Kelowna-based pianist Kenny ‘ Blues Boss’ Wayne truly has the world as his stage.
Presented by the Central Music Festival Society, the acclaimed musician – a master in the boogie, funk and New Orleans-influenced R&B – performs at the International Beer Haus on May 5th. Showtime is 8 p.m.
Along with his six-piece band, he’ll be serving up the top-notch cuts from his latest project, Jumpin’ and Boppin’ which was released last year. Indeed – Jumpin’ and Boppin’ enjoyed a stretch at number one on Canadian and U.S. Blues charts, and marks Wayne’s third recording on Stony Plain Records.
The disc is a rollicking ride from start to finish, starting off with the aptly-titled Blues Boss Shuffle.
From there, highlights are aplenty from the swagger of Bankrupted Blues, Blues Stew, Ciao Ciao Baby and the slow-down smoky charm of You Don’t Know Me.
Wayne produced the CD, and said that he wanted to incorporate many of the styles and personal influences that have meant the most to him over the years into the final mix – folks like Ray Charles, Fats Domino among several others.

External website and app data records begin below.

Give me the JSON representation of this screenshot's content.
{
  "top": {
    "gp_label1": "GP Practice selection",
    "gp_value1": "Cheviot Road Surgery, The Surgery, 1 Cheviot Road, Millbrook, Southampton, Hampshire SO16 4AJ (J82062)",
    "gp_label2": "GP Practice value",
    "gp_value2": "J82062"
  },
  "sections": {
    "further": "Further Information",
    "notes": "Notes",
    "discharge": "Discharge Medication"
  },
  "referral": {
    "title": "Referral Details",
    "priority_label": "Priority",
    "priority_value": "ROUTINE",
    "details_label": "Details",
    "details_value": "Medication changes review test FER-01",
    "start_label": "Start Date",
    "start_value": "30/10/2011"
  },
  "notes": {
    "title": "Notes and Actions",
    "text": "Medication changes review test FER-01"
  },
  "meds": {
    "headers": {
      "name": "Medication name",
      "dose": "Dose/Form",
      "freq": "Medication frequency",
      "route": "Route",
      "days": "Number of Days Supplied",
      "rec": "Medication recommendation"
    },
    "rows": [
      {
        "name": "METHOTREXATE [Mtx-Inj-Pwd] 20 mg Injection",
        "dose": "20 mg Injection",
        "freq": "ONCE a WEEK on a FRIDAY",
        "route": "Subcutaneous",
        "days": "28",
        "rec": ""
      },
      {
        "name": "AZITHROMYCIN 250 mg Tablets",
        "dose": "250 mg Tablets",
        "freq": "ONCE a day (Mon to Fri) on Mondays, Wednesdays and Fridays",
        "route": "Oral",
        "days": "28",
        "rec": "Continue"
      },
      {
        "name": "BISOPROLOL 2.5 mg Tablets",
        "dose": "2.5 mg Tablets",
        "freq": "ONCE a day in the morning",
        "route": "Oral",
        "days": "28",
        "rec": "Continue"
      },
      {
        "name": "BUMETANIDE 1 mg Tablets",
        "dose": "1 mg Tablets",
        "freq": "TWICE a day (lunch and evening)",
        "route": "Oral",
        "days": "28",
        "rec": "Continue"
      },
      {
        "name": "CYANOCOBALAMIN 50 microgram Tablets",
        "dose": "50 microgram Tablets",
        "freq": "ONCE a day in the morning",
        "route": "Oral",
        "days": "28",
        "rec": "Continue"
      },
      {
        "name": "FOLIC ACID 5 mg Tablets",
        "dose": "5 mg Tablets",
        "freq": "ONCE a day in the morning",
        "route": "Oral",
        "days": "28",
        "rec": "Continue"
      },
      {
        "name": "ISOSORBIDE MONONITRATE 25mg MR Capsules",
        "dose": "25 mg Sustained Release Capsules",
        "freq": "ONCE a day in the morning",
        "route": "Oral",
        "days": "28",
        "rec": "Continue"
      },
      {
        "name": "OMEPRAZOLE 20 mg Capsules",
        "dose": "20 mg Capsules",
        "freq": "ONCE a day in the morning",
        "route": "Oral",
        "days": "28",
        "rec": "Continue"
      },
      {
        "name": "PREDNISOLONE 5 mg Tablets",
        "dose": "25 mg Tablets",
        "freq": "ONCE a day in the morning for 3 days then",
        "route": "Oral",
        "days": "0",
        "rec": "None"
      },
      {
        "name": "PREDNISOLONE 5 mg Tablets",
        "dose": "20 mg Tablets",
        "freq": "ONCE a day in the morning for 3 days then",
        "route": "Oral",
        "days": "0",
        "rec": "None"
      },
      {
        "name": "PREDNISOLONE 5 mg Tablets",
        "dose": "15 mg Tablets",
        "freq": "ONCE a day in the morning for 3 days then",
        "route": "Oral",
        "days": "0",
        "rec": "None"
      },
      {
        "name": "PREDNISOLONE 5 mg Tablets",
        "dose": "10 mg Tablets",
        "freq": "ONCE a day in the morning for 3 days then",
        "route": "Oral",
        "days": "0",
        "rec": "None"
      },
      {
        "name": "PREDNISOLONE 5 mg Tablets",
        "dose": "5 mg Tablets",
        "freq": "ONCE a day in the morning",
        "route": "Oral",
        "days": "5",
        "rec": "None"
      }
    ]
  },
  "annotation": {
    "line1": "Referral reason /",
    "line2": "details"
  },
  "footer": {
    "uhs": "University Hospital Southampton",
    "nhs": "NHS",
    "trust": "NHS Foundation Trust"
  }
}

“My plans were to have the people that I have really respected and loved, to have their influences on this particular recording,” he explained. “While I’m making this wonderful journey through life and having the opportunity to record my own songs, I try to make every recording better than the last,” he said.
Born in Spokane and now based in British Columbia, Wayne has built a stellar reputation within Canada and abroad for his lively attire and energetic concert performances.
Wayne released his first solo album Alive & Loose, which featured Shuggie Otis, on Andy Griggs’ Real Blues Records in 1995. It marked the start of Wayne’s blues journey and was followed by four albums for Canadian label Electro-Fi Records: 88th & Jump Street, Juno Award winning Let It Loose, Can’t Stop Now and the live recording Piano-Rama.
Wayne also recorded in Paris for Isabel Records at the same studio that Memphis Slim frequently recorded. Since joining Stony Plain Records in 2011, he has released An Old Rock On A Roll, which earned him a Blues Foundation nomination for the Pinetop Perkins Piano Award, and Rollin’ with the Blues Boss.
For Jumpin’ and Boppin’, special guest Duke Robillard proved the perfect guitarist and Russell Jackson, B.B. King’s long-time bassist, locks in the rhythm section alongside (and former Red Deerian) Charlie Jacobson, Joey DiMarco, Sherman Doucette and Dave Babcock who have contributed their talents to this recording as well.
Wayne laughed as he recalled having a cold during some of the recording, and that it was done on a comparatively tight timeline.
Still, the results are spot-on and Wayne, in his typically relaxed and humble manner, is certainly pleased with the results and the ‘spirit’ of the project.
Born in Spokane in 1944, Wayne’s family settled in Los Angeles where the West Coast blues scene was bubbling over. Showing a gift for playing piano early on, Wayne was encouraged by his preacher dad to play gospel.
With folks like Lloyd Glenn, Amos Milburn and Floyd Dixon ruling the airwaves in the early 1950s, it was a tall order for the youngster to steer clear of ‘the devil’s music’.
But by his early teen years, Wayne was playing dozens of gigs in the early ’60s and in 1974, Wayne moved to San Francisco to work with R&B band Earth Rise. Stints with other bands continued but disco was starting to impact the live music scene.
Wayne then put together an R&B revue called The Mighty Ken Explosion and headed to Canada.
The band broke up in the late 1980s, and Wayne settled in Vancouver. His full transformation into ‘Blues Boss’ came following a 1994 tour of Europe. His longtime passion for boogie-woogie and blues paid off in the form of star treatment from piano-loving European music fans, particularly while in Spain.
That period also opened up so many doors internationally – a huge unexpected blessing, he adds.
Wayne also noted that his life has a musician has been one of non-stop inspiration and amazing opportunities to both travel the world and meet some of the finest musicians on the scene both yesterday and today.
He’s also as joyful and energized as ever to pursue his craft.
“The other day I saw Tina Turner on a video. She was going to sing Proud Mary, and first she said, ‘People ask me when I’m going to quit. I tell them, I’m just getting started!’
“I also love what I’m doing – I’m able to meet a lot of great people,” he said reflectively.
“This music business has taken me to places I probably would never have seen otherwise. There are people welcoming you, waiting for you and exciting about you coming to perform. Music has definitely kept me going and it’s kept me intrigued. I also love to see the joy in people’s faces – that keeps me going, and it keeps me happy.”
Tickets for his Red Deer show are available online at www.centralmusicfest.com or at the door.